7. Wofford vs 10. Seton Hall
Wofford ran through the Southern Conference with a perfect 18-0 record in conference play and followed it up by winning the SoCon Tournament. The SoCon was a tough conference which featured a UNC-Greensboro team that was the first team out of the NCAA Tournament and a Furman squad that beat Villanova early in the year. Wofford features Fletcher Magee (20.5 PPG) who shoots 43% from beyond the arc and is 3 3-pointers shy of the all-time collegiate record. The Terriers also have quality complementary scorers in Cameron Jackson (14.6 PPG, 7.6 RPG) and Nathan Hoover (13.3 PPG) in an offense that averages 83 points per game. Wofford is also the top 3-point shooting team in the Tournament at 41.6% as a team. The Terriers did get a bit of a tough draw in a Seton Hall team that made a run to the Big East Tournament final and lost by just 2 to Villanova. Myles Powell (22.9 PPG) led the way in the Big East Tournament. Most of the Pirates scoring comes from their backcourt. In addition to Powell, Myles Cale (10.3 PPG) and Quincy McKnight (9.5 PPG) are the leading scorers. This game has the potential to turn into a mano-a-mano showdown between Powell and Magee.
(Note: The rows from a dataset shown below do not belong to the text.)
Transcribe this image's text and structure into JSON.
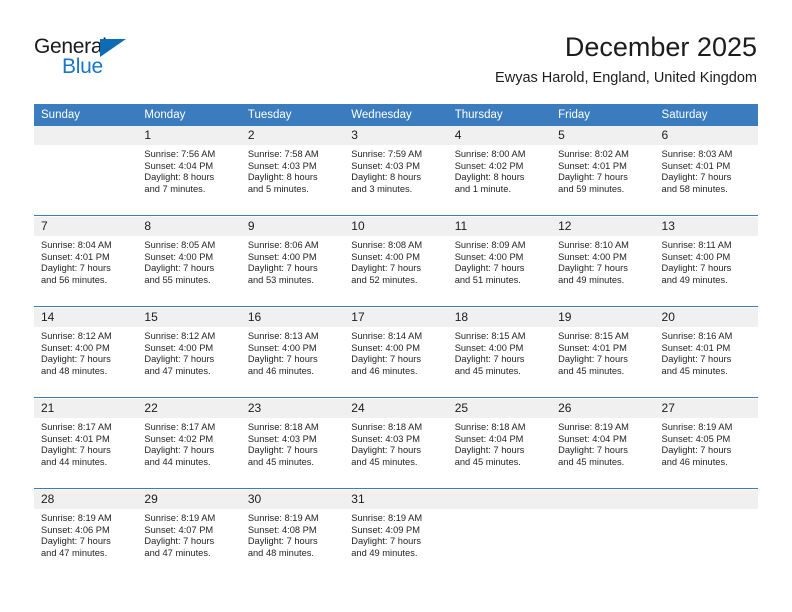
{
  "logo": {
    "word_one": "General",
    "word_two": "Blue",
    "triangle_color": "#0d6cb4",
    "blue_text_color": "#1877c7"
  },
  "header": {
    "title": "December 2025",
    "subtitle": "Ewyas Harold, England, United Kingdom"
  },
  "theme": {
    "header_blue": "#3a7cbe",
    "daynum_band": "#f0f0f0",
    "text": "#242424"
  },
  "calendar": {
    "weekday_headers": [
      "Sunday",
      "Monday",
      "Tuesday",
      "Wednesday",
      "Thursday",
      "Friday",
      "Saturday"
    ],
    "weeks": [
      {
        "days": [
          {
            "num": "",
            "sunrise": "",
            "sunset": "",
            "daylight_1": "",
            "daylight_2": ""
          },
          {
            "num": "1",
            "sunrise": "Sunrise: 7:56 AM",
            "sunset": "Sunset: 4:04 PM",
            "daylight_1": "Daylight: 8 hours",
            "daylight_2": "and 7 minutes."
          },
          {
            "num": "2",
            "sunrise": "Sunrise: 7:58 AM",
            "sunset": "Sunset: 4:03 PM",
            "daylight_1": "Daylight: 8 hours",
            "daylight_2": "and 5 minutes."
          },
          {
            "num": "3",
            "sunrise": "Sunrise: 7:59 AM",
            "sunset": "Sunset: 4:03 PM",
            "daylight_1": "Daylight: 8 hours",
            "daylight_2": "and 3 minutes."
          },
          {
            "num": "4",
            "sunrise": "Sunrise: 8:00 AM",
            "sunset": "Sunset: 4:02 PM",
            "daylight_1": "Daylight: 8 hours",
            "daylight_2": "and 1 minute."
          },
          {
            "num": "5",
            "sunrise": "Sunrise: 8:02 AM",
            "sunset": "Sunset: 4:01 PM",
            "daylight_1": "Daylight: 7 hours",
            "daylight_2": "and 59 minutes."
          },
          {
            "num": "6",
            "sunrise": "Sunrise: 8:03 AM",
            "sunset": "Sunset: 4:01 PM",
            "daylight_1": "Daylight: 7 hours",
            "daylight_2": "and 58 minutes."
          }
        ]
      },
      {
        "days": [
          {
            "num": "7",
            "sunrise": "Sunrise: 8:04 AM",
            "sunset": "Sunset: 4:01 PM",
            "daylight_1": "Daylight: 7 hours",
            "daylight_2": "and 56 minutes."
          },
          {
            "num": "8",
            "sunrise": "Sunrise: 8:05 AM",
            "sunset": "Sunset: 4:00 PM",
            "daylight_1": "Daylight: 7 hours",
            "daylight_2": "and 55 minutes."
          },
          {
            "num": "9",
            "sunrise": "Sunrise: 8:06 AM",
            "sunset": "Sunset: 4:00 PM",
            "daylight_1": "Daylight: 7 hours",
            "daylight_2": "and 53 minutes."
          },
          {
            "num": "10",
            "sunrise": "Sunrise: 8:08 AM",
            "sunset": "Sunset: 4:00 PM",
            "daylight_1": "Daylight: 7 hours",
            "daylight_2": "and 52 minutes."
          },
          {
            "num": "11",
            "sunrise": "Sunrise: 8:09 AM",
            "sunset": "Sunset: 4:00 PM",
            "daylight_1": "Daylight: 7 hours",
            "daylight_2": "and 51 minutes."
          },
          {
            "num": "12",
            "sunrise": "Sunrise: 8:10 AM",
            "sunset": "Sunset: 4:00 PM",
            "daylight_1": "Daylight: 7 hours",
            "daylight_2": "and 49 minutes."
          },
          {
            "num": "13",
            "sunrise": "Sunrise: 8:11 AM",
            "sunset": "Sunset: 4:00 PM",
            "daylight_1": "Daylight: 7 hours",
            "daylight_2": "and 49 minutes."
          }
        ]
      },
      {
        "days": [
          {
            "num": "14",
            "sunrise": "Sunrise: 8:12 AM",
            "sunset": "Sunset: 4:00 PM",
            "daylight_1": "Daylight: 7 hours",
            "daylight_2": "and 48 minutes."
          },
          {
            "num": "15",
            "sunrise": "Sunrise: 8:12 AM",
            "sunset": "Sunset: 4:00 PM",
            "daylight_1": "Daylight: 7 hours",
            "daylight_2": "and 47 minutes."
          },
          {
            "num": "16",
            "sunrise": "Sunrise: 8:13 AM",
            "sunset": "Sunset: 4:00 PM",
            "daylight_1": "Daylight: 7 hours",
            "daylight_2": "and 46 minutes."
          },
          {
            "num": "17",
            "sunrise": "Sunrise: 8:14 AM",
            "sunset": "Sunset: 4:00 PM",
            "daylight_1": "Daylight: 7 hours",
            "daylight_2": "and 46 minutes."
          },
          {
            "num": "18",
            "sunrise": "Sunrise: 8:15 AM",
            "sunset": "Sunset: 4:00 PM",
            "daylight_1": "Daylight: 7 hours",
            "daylight_2": "and 45 minutes."
          },
          {
            "num": "19",
            "sunrise": "Sunrise: 8:15 AM",
            "sunset": "Sunset: 4:01 PM",
            "daylight_1": "Daylight: 7 hours",
            "daylight_2": "and 45 minutes."
          },
          {
            "num": "20",
            "sunrise": "Sunrise: 8:16 AM",
            "sunset": "Sunset: 4:01 PM",
            "daylight_1": "Daylight: 7 hours",
            "daylight_2": "and 45 minutes."
          }
        ]
      },
      {
        "days": [
          {
            "num": "21",
            "sunrise": "Sunrise: 8:17 AM",
            "sunset": "Sunset: 4:01 PM",
            "daylight_1": "Daylight: 7 hours",
            "daylight_2": "and 44 minutes."
          },
          {
            "num": "22",
            "sunrise": "Sunrise: 8:17 AM",
            "sunset": "Sunset: 4:02 PM",
            "daylight_1": "Daylight: 7 hours",
            "daylight_2": "and 44 minutes."
          },
          {
            "num": "23",
            "sunrise": "Sunrise: 8:18 AM",
            "sunset": "Sunset: 4:03 PM",
            "daylight_1": "Daylight: 7 hours",
            "daylight_2": "and 45 minutes."
          },
          {
            "num": "24",
            "sunrise": "Sunrise: 8:18 AM",
            "sunset": "Sunset: 4:03 PM",
            "daylight_1": "Daylight: 7 hours",
            "daylight_2": "and 45 minutes."
          },
          {
            "num": "25",
            "sunrise": "Sunrise: 8:18 AM",
            "sunset": "Sunset: 4:04 PM",
            "daylight_1": "Daylight: 7 hours",
            "daylight_2": "and 45 minutes."
          },
          {
            "num": "26",
            "sunrise": "Sunrise: 8:19 AM",
            "sunset": "Sunset: 4:04 PM",
            "daylight_1": "Daylight: 7 hours",
            "daylight_2": "and 45 minutes."
          },
          {
            "num": "27",
            "sunrise": "Sunrise: 8:19 AM",
            "sunset": "Sunset: 4:05 PM",
            "daylight_1": "Daylight: 7 hours",
            "daylight_2": "and 46 minutes."
          }
        ]
      },
      {
        "days": [
          {
            "num": "28",
            "sunrise": "Sunrise: 8:19 AM",
            "sunset": "Sunset: 4:06 PM",
            "daylight_1": "Daylight: 7 hours",
            "daylight_2": "and 47 minutes."
          },
          {
            "num": "29",
            "sunrise": "Sunrise: 8:19 AM",
            "sunset": "Sunset: 4:07 PM",
            "daylight_1": "Daylight: 7 hours",
            "daylight_2": "and 47 minutes."
          },
          {
            "num": "30",
            "sunrise": "Sunrise: 8:19 AM",
            "sunset": "Sunset: 4:08 PM",
            "daylight_1": "Daylight: 7 hours",
            "daylight_2": "and 48 minutes."
          },
          {
            "num": "31",
            "sunrise": "Sunrise: 8:19 AM",
            "sunset": "Sunset: 4:09 PM",
            "daylight_1": "Daylight: 7 hours",
            "daylight_2": "and 49 minutes."
          },
          {
            "num": "",
            "sunrise": "",
            "sunset": "",
            "daylight_1": "",
            "daylight_2": ""
          },
          {
            "num": "",
            "sunrise": "",
            "sunset": "",
            "daylight_1": "",
            "daylight_2": ""
          },
          {
            "num": "",
            "sunrise": "",
            "sunset": "",
            "daylight_1": "",
            "daylight_2": ""
          }
        ]
      }
    ]
  }
}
2. Kentucky vs 15. Abilene Christian
Kentucky started the season by getting clobbered by Duke but came back to put together a strong run through SEC play. They split with Tennessee and lost to LSU on a controversial last-second tip-in (which may have been goaltending). The Wildcats were in the conversation for a #1 seed before losing to Tennessee in the SEC semifinals. Senior forward and grad transfer Reid Travis (11.1 PPG, 6.9 RPG) missed a month with injury but returned in the SEC Tournament. Fellow forward PJ Washington (14.8 PPG, 7.5 RPG) was Kentucky’s leading scorer this season. The Wildcats balanced their scoring between the frontcourt and backcourt with the guard tandem of Tyler Herro (14.2 PPG) and Keldon Johnson (13.4 PPG). Kentucky ranks in the top 15 in both offensive and defensive efficiency and has the talent for a deep run in the Tournament. Abilene Christian made the move up to Division 1 in 2013 and is making their first appearance in the NCAA Tournament after winning the Southland Conference. The Wildcats are led by forward Jaren Lewis (13.7 PPG, 6.2 RPG) and the backcourt duo of Payten Ricks (11.7 PPG) and Jaylen Franklin (10.2 PPG, 4.9 APG). Abilene ranks in the top 20 in the nation in 3-point shooting at 38.6%, the 10th highest mark among Tournament teams. If Abilene is going to hang close in the Battle of the Wildcats, they are going to need to knock down the outside shots
Header Image Source: NCAA